The North American beaver (Castor canadensis) had a historic range that overlapped the Sierra Nevada in California. Before the European colonization of the Americas, beaver were distributed from the arctic tundra to the deserts of northern Mexico. The California Golden beaver subspecies (Castor canadensis subauratus) was prevalent in the Sacramento and San Joaquin River watersheds, including their tributaries in the Sierra Nevada. Recent evidence indicates that beaver were native to the High Sierra until their extirpation in the nineteenth century.
Until recently, beavers were considered non-native pests. Beavers and their dams are still being removed by wildlife managers in the Sierra Nevada despite evidence of being native mammals and of their beneficial effects on biodiversity for fish and other species in mountain wetland ecosystems.California Fur Rush

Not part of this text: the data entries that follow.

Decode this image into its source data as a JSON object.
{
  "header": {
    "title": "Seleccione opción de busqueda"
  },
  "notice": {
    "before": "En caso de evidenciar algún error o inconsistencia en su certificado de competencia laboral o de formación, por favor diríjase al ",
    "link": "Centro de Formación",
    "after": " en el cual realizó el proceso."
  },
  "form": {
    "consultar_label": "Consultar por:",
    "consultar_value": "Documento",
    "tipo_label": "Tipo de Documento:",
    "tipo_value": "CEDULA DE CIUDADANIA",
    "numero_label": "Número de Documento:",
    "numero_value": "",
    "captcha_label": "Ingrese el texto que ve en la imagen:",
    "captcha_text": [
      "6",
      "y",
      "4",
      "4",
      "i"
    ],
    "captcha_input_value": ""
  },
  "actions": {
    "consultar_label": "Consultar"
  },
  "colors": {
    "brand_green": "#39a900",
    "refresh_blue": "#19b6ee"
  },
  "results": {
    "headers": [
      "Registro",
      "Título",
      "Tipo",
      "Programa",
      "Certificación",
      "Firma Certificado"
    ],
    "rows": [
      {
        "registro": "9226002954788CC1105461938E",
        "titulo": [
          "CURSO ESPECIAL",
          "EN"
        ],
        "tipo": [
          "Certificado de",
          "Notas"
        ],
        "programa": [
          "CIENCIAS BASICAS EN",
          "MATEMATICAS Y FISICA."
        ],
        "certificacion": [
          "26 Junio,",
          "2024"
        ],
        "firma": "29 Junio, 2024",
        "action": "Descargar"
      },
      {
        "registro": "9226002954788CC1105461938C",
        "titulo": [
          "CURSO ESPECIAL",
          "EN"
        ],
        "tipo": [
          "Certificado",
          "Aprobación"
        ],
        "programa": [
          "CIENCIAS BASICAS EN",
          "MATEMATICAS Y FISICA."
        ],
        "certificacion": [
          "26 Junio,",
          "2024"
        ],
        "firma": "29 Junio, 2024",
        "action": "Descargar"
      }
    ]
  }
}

Before the 1849 California Gold Rush, American, English and Russian fur hunters were drawn to Spanish (and then Mexican) California in a California Fur Rush, to exploit its enormous fur resources. Before 1825, these Europeans were drawn to the northern and central California coast to harvest prodigious quantities of southern sea otter (Enhydra lutris nereis) and fur seals (Callorhinus ursinus), and then to the San Francisco Bay Area and Sacramento – San Joaquin River Delta to harvest beaver (Castor canadensis), river otter (Lontra canadensis), marten, fisher, mink, gray fox (Urocyon cinereoargenteus), weasel, and harbor seal. It was California's early fur trade, more than any other single factor, that opened up the West, and the San Francisco Bay Area in particular, to world trade.Flow device
Flow devices are man-made solutions to beaver-related flooding problems. Traditional solutions have involved the trapping and removal of all the beavers in an area. While this is sometimes necessary, it is typically a short-lived solution, as beaver populations have made a remarkable comeback in the United States (after near extirpation in the nineteenth century) and rapidly recolonize suitable habitat. In fact, a 2006 survey found that trapping as a solution to beaver problems had a 79% failure rate within two years due to resettlement by new beavers. Flow devices are relatively cost-effective, low-maintenance solutions that regulate the water level of beaver dams and keep culverts open. A 2006 study by the Virginia Department of Transportation found that for every $1 spent on flow-device installation relative to historical preventive maintenance, road repairs, and beaver population control activities, $8 was saved, for a return on investment of nearly 8:1.